Phil Hellmuth Crowned Main Event Champion in Pittsburgh at the Rivers Casino
Another Star-Studded Cash Game Filmed for “Poker Night in America”
Pittsburgh, PA (Nov. 17) — By any measure, it’s been an eventful week for Phil Hellmuth, Jr., best known as the 1989 world poker champion and the all-time leader in WSOP gold bracelet wins.
He began his Sunday night in Las Vegas, by giving the induction speech for the legendary Jack McClelland, who was officially inducted into the Poker Hall of Fame.
The following two days, he spent several hours appearing on national television as part of ESPN’s coverage team for the World Series of Poker championship finale.
Then, it was off to Pittsburgh for an appearance on “Poker Night in America,” which is broadcast weekly on CBS Sports. Hellmuth played in the televised cash game for two full days, which was also shown via live stream.
Earlier tonight, I had the great honor of emceeing this year’s annual Poker Hall of Fame induction ceremony.
I’m deeply grateful to Ty Stewart and Seth Palansky (from Caesars Entertainment) for being chosen by them to host the event and for being permitted to stand along with so many poker legends, both past and present.

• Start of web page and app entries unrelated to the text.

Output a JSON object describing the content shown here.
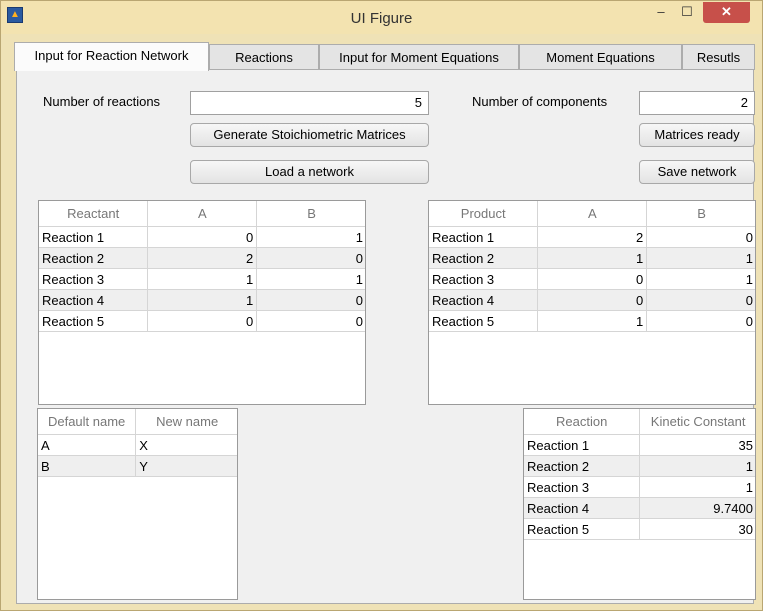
{
  "window": {
    "title": "UI Figure",
    "minimize": "–",
    "maximize": "☐",
    "close": "✕"
  },
  "tabs": [
    "Input for Reaction Network",
    "Reactions",
    "Input for Moment Equations",
    "Moment Equations",
    "Resutls"
  ],
  "form": {
    "num_reactions_label": "Number of reactions",
    "num_reactions_value": "5",
    "num_components_label": "Number of components",
    "num_components_value": "2",
    "generate_button": "Generate Stoichiometric Matrices",
    "load_button": "Load a network",
    "matrices_ready_button": "Matrices ready",
    "save_button": "Save network"
  },
  "reactant_table": {
    "headers": [
      "Reactant",
      "A",
      "B"
    ],
    "rows": [
      [
        "Reaction 1",
        "0",
        "1"
      ],
      [
        "Reaction 2",
        "2",
        "0"
      ],
      [
        "Reaction 3",
        "1",
        "1"
      ],
      [
        "Reaction 4",
        "1",
        "0"
      ],
      [
        "Reaction 5",
        "0",
        "0"
      ]
    ]
  },
  "product_table": {
    "headers": [
      "Product",
      "A",
      "B"
    ],
    "rows": [
      [
        "Reaction 1",
        "2",
        "0"
      ],
      [
        "Reaction 2",
        "1",
        "1"
      ],
      [
        "Reaction 3",
        "0",
        "1"
      ],
      [
        "Reaction 4",
        "0",
        "0"
      ],
      [
        "Reaction 5",
        "1",
        "0"
      ]
    ]
  },
  "name_table": {
    "headers": [
      "Default name",
      "New name"
    ],
    "rows": [
      [
        "A",
        "X"
      ],
      [
        "B",
        "Y"
      ]
    ]
  },
  "kinetic_table": {
    "headers": [
      "Reaction",
      "Kinetic Constant"
    ],
    "rows": [
      [
        "Reaction 1",
        "35"
      ],
      [
        "Reaction 2",
        "1"
      ],
      [
        "Reaction 3",
        "1"
      ],
      [
        "Reaction 4",
        "9.7400"
      ],
      [
        "Reaction 5",
        "30"
      ]
    ]
  }
}
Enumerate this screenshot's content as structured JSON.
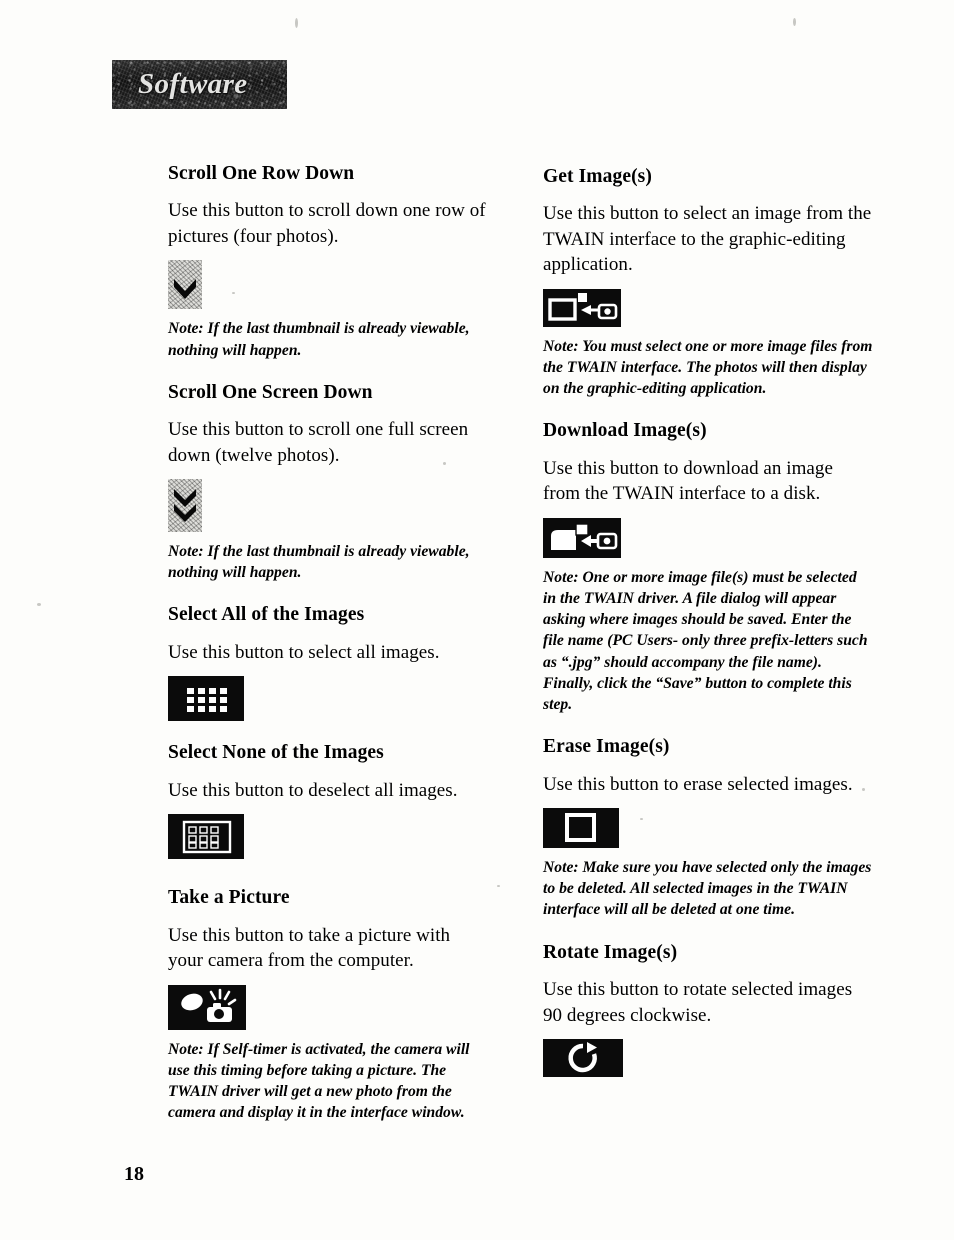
{
  "page": {
    "banner_title": "Software",
    "page_number": "18"
  },
  "left_column": [
    {
      "title": "Scroll One Row Down",
      "body": "Use this button to scroll down one row of pictures (four photos).",
      "icon": "chevron-down-icon",
      "note": "Note: If the last thumbnail is already viewable, nothing will happen."
    },
    {
      "title": "Scroll One Screen Down",
      "body": "Use this button to scroll one full screen down (twelve photos).",
      "icon": "double-chevron-down-icon",
      "note": "Note: If the last thumbnail is already viewable, nothing will happen."
    },
    {
      "title": "Select All of the Images",
      "body": "Use this button to select all images.",
      "icon": "select-all-grid-icon",
      "note": ""
    },
    {
      "title": "Select None of the Images",
      "body": "Use this button to deselect all images.",
      "icon": "select-none-grid-icon",
      "note": ""
    },
    {
      "title": "Take a Picture",
      "body": "Use this button to take a picture with your camera from the computer.",
      "icon": "camera-flash-icon",
      "note": "Note: If Self-timer is activated, the camera will use this timing before taking a picture. The TWAIN driver will get a new photo from the camera and display it in the interface window."
    }
  ],
  "right_column": [
    {
      "title": "Get Image(s)",
      "body": "Use this button to select an image from the TWAIN interface to the graphic-editing application.",
      "icon": "get-image-icon",
      "note": "Note: You must select one or more image files from the TWAIN interface. The photos will then display on the graphic-editing application."
    },
    {
      "title": "Download Image(s)",
      "body": "Use this button to download an image from the TWAIN interface to a disk.",
      "icon": "download-image-icon",
      "note": "Note: One or more image file(s) must be selected in the TWAIN driver. A file dialog will appear asking where images should be saved. Enter the file name (PC Users- only three prefix-letters such as “.jpg” should accompany the file name). Finally, click the “Save” button to complete this step."
    },
    {
      "title": "Erase Image(s)",
      "body": "Use this button to erase selected images.",
      "icon": "erase-image-icon",
      "note": "Note: Make sure you have selected only the images to be deleted. All selected images in the TWAIN interface will all be deleted at one time."
    },
    {
      "title": "Rotate Image(s)",
      "body": "Use this button to rotate selected images 90 degrees clockwise.",
      "icon": "rotate-image-icon",
      "note": ""
    }
  ]
}
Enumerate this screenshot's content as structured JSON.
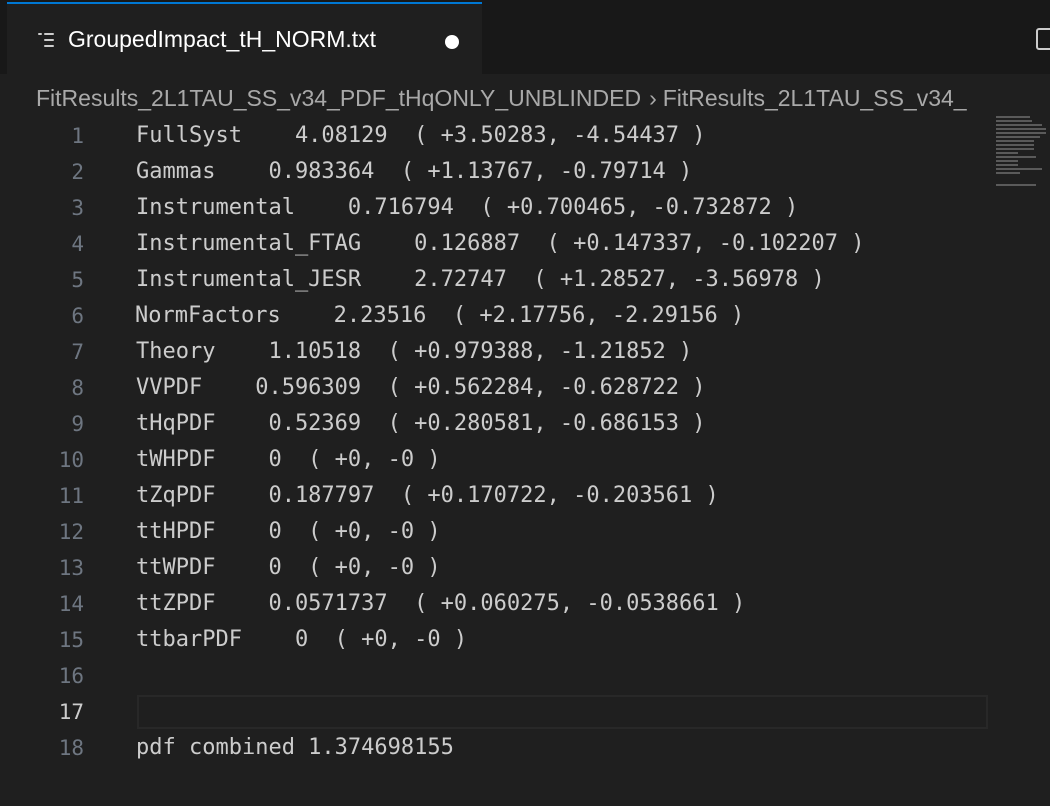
{
  "tab": {
    "title": "GroupedImpact_tH_NORM.txt",
    "dirty": true
  },
  "breadcrumb": [
    "FitResults_2L1TAU_SS_v34_PDF_tHqONLY_UNBLINDED",
    "FitResults_2L1TAU_SS_v34_"
  ],
  "breadcrumb_separator": "›",
  "editor": {
    "active_line": 17,
    "lines": [
      {
        "number": "1",
        "text": "FullSyst    4.08129  ( +3.50283, -4.54437 )"
      },
      {
        "number": "2",
        "text": "Gammas    0.983364  ( +1.13767, -0.79714 )"
      },
      {
        "number": "3",
        "text": "Instrumental    0.716794  ( +0.700465, -0.732872 )"
      },
      {
        "number": "4",
        "text": "Instrumental_FTAG    0.126887  ( +0.147337, -0.102207 )"
      },
      {
        "number": "5",
        "text": "Instrumental_JESR    2.72747  ( +1.28527, -3.56978 )"
      },
      {
        "number": "6",
        "text": "NormFactors    2.23516  ( +2.17756, -2.29156 )"
      },
      {
        "number": "7",
        "text": "Theory    1.10518  ( +0.979388, -1.21852 )"
      },
      {
        "number": "8",
        "text": "VVPDF    0.596309  ( +0.562284, -0.628722 )"
      },
      {
        "number": "9",
        "text": "tHqPDF    0.52369  ( +0.280581, -0.686153 )"
      },
      {
        "number": "10",
        "text": "tWHPDF    0  ( +0, -0 )"
      },
      {
        "number": "11",
        "text": "tZqPDF    0.187797  ( +0.170722, -0.203561 )"
      },
      {
        "number": "12",
        "text": "ttHPDF    0  ( +0, -0 )"
      },
      {
        "number": "13",
        "text": "ttWPDF    0  ( +0, -0 )"
      },
      {
        "number": "14",
        "text": "ttZPDF    0.0571737  ( +0.060275, -0.0538661 )"
      },
      {
        "number": "15",
        "text": "ttbarPDF    0  ( +0, -0 )"
      },
      {
        "number": "16",
        "text": ""
      },
      {
        "number": "17",
        "text": ""
      },
      {
        "number": "18",
        "text": "pdf combined 1.374698155"
      }
    ]
  },
  "colors": {
    "background": "#1f1f1f",
    "titlebar": "#181818",
    "tab_accent": "#0078d4",
    "text": "#cccccc",
    "line_number": "#6e7681",
    "breadcrumb": "#a9a9a9"
  },
  "icons": {
    "tab": "file-text-icon",
    "dirty": "unsaved-dot-icon",
    "split": "split-editor-icon",
    "breadcrumb_separator": "chevron-right-icon"
  }
}
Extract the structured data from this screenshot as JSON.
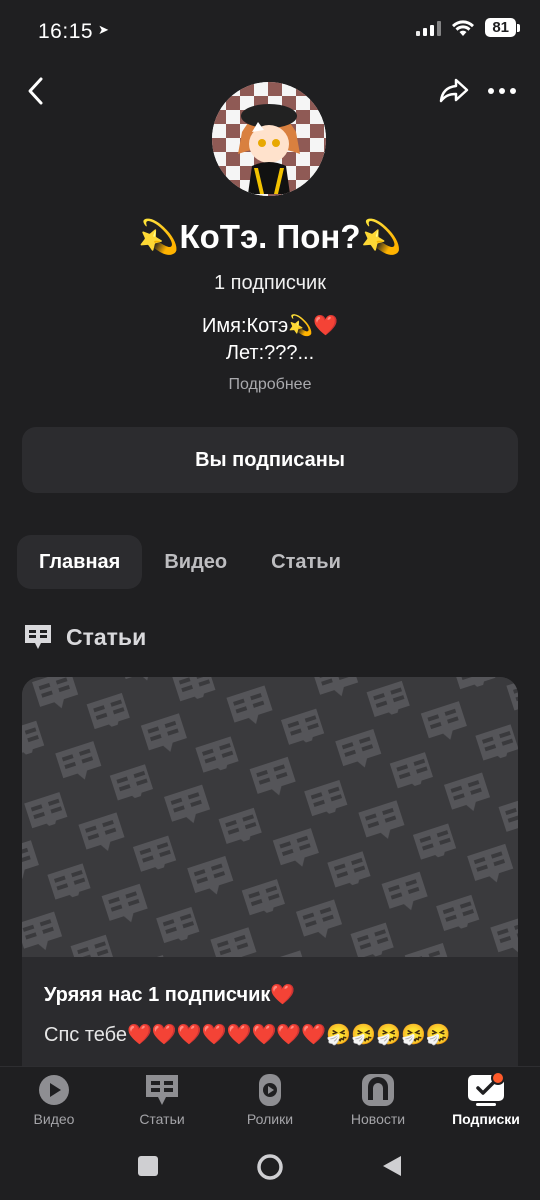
{
  "status": {
    "time": "16:15",
    "battery": "81"
  },
  "channel": {
    "title": "💫КоТэ. Пон?💫",
    "subscribers": "1 подписчик",
    "bio_line1": "Имя:Котэ💫❤️",
    "bio_line2": "Лет:???...",
    "more_label": "Подробнее",
    "subscribe_state": "Вы подписаны"
  },
  "tabs": [
    {
      "label": "Главная",
      "active": true
    },
    {
      "label": "Видео",
      "active": false
    },
    {
      "label": "Статьи",
      "active": false
    }
  ],
  "section": {
    "title": "Статьи",
    "icon": "article-book-icon"
  },
  "article": {
    "title": "Уряяя нас 1 подписчик❤️",
    "text": "Спс тебе❤️❤️❤️❤️❤️❤️❤️❤️🤧🤧🤧🤧🤧"
  },
  "bottom_nav": [
    {
      "label": "Видео",
      "icon": "play-icon"
    },
    {
      "label": "Статьи",
      "icon": "article-icon"
    },
    {
      "label": "Ролики",
      "icon": "shorts-icon"
    },
    {
      "label": "Новости",
      "icon": "news-icon"
    },
    {
      "label": "Подписки",
      "icon": "subscriptions-icon",
      "active": true
    }
  ],
  "colors": {
    "background": "#1f1f21",
    "surface": "#2c2c2f",
    "accent_dot": "#ff5a2a"
  }
}
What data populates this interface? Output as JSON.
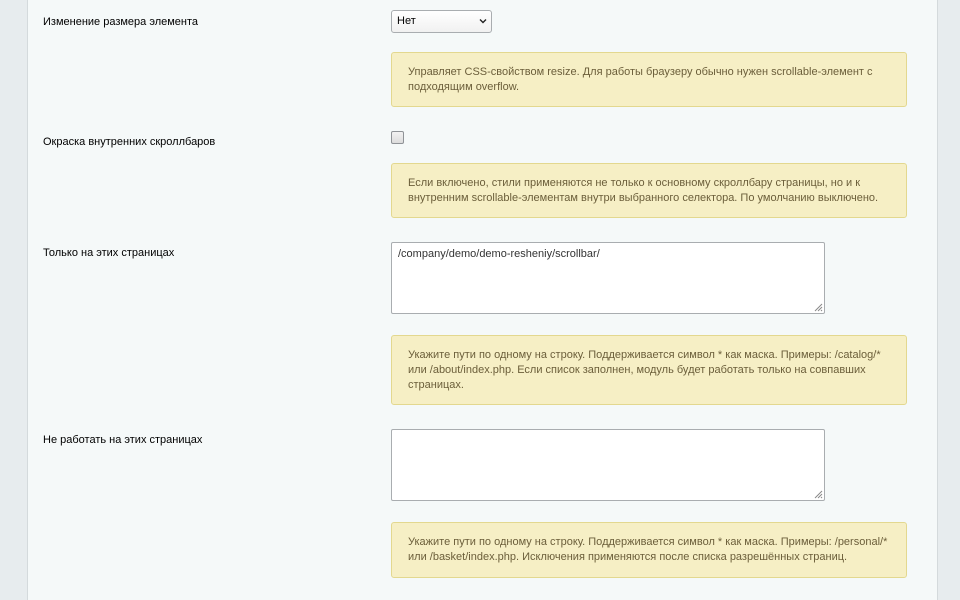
{
  "resize": {
    "label": "Изменение размера элемента",
    "selected": "Нет",
    "hint": "Управляет CSS-свойством resize. Для работы браузеру обычно нужен scrollable-элемент с подходящим overflow."
  },
  "inner_scrollbars": {
    "label": "Окраска внутренних скроллбаров",
    "checked": false,
    "hint": "Если включено, стили применяются не только к основному скроллбару страницы, но и к внутренним scrollable-элементам внутри выбранного селектора. По умолчанию выключено."
  },
  "only_pages": {
    "label": "Только на этих страницах",
    "value": "/company/demo/demo-resheniy/scrollbar/",
    "hint": "Укажите пути по одному на строку. Поддерживается символ * как маска. Примеры: /catalog/* или /about/index.php. Если список заполнен, модуль будет работать только на совпавших страницах."
  },
  "exclude_pages": {
    "label": "Не работать на этих страницах",
    "value": "",
    "hint": "Укажите пути по одному на строку. Поддерживается символ * как маска. Примеры: /personal/* или /basket/index.php. Исключения применяются после списка разрешённых страниц."
  },
  "icons": {
    "select_chevron": "chevron-down-icon",
    "resize_grip": "resize-grip-icon"
  }
}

The Class of 2014 was comprised to two inductees — Jack McClelland and Daniel Negreanu. Both of these exceptional gentlemen have contributed to the game immensely in different ways — McClelland primarily as a tournament official and industry leader, and Negreanu as a poker player and ambassador. I was pleased to see quite contrasting individuals honored in this way, which reveals there are many ways to be successful, have an impact, and make the game better. Both honorees have done exactly that, and more.
The night was made even more special because we all returned to the hallowed “place that made poker famous” (that’s the casino’s catchy tagline). Binion’s Gambling Hall (formally Binion’s Horseshoe) rolled out the red carpet for everyone who attended, hosting the gathering inside what used to be known as Benny’s Bullpen. Now, it’s called the Longhorn Room. My deepest thanks goes to Michelle, Paul, Jerry, Brad, and all the other fine people working at Binion’s who helped put the evening together, and who keep the tradition alive.
A reporter recently asked me, “who’s the greatest poker player of all time?”
My answer was — it depends on how we define “greatest.”
Are we judging raw talent? Are we counting the most money won over a lifetime? Are we comparing the most accomplishments and accolades? Are we measuring longevity? Are we weighing popularity? Or, should we define “greatest” by all these things?
Bingo. That’s my final answer. All these things — talent, money, accomplishments, accolades, popularity, and longevity — should merit serious consideration.
By these criteria, when it comes to determining the greatest ever, I don’t know how anyone could argue any poker player, past or present, other than Doyle Brunson. The documentation in support of Brunson from the mid-1950s to the present is so self-evident, that the far more interesting debate should be — who is the poker player most likely to follow in “Texas Dolly’s” footsteps and eventually match his legacy?
Again, I think the evidence here is pretty self-evident.
Even if you didn’t know Joe Sartori by name, you still knew him.
He was the kind of guy who was always there for everyone. He was the person who watched over those he cared about. Some people in life are just like that. They’re called guardian angels.
Joe was steadily dependable, unwaveringly so, always there when you needed a favor or just a helping hand. He never took credit for anything, and even displayed an endearing social awkwardness when receiving praise. He shied away from the public spotlight, and instead was seemingly far more comfortable with trying make others look and feel good. He was a doer, not a talker. He believed in actions and results.
Joe was a gentle soul, who worked hard, and loved life. He was best known for his tireless and often varied work within the poker industry. He started out at Palace Station and later the Palms, in Las Vegas. Joe also worked at Casino Morongo, near Palm Springs. For the past two years, he worked exclusively at the television show, “Poker Night in America,” owned by Rush Street Gaming.
Yesterday, Joe passed away at the age of 55, which goes to show that life just isn’t fair sometimes. Most of us never had a chance to say our goodbyes.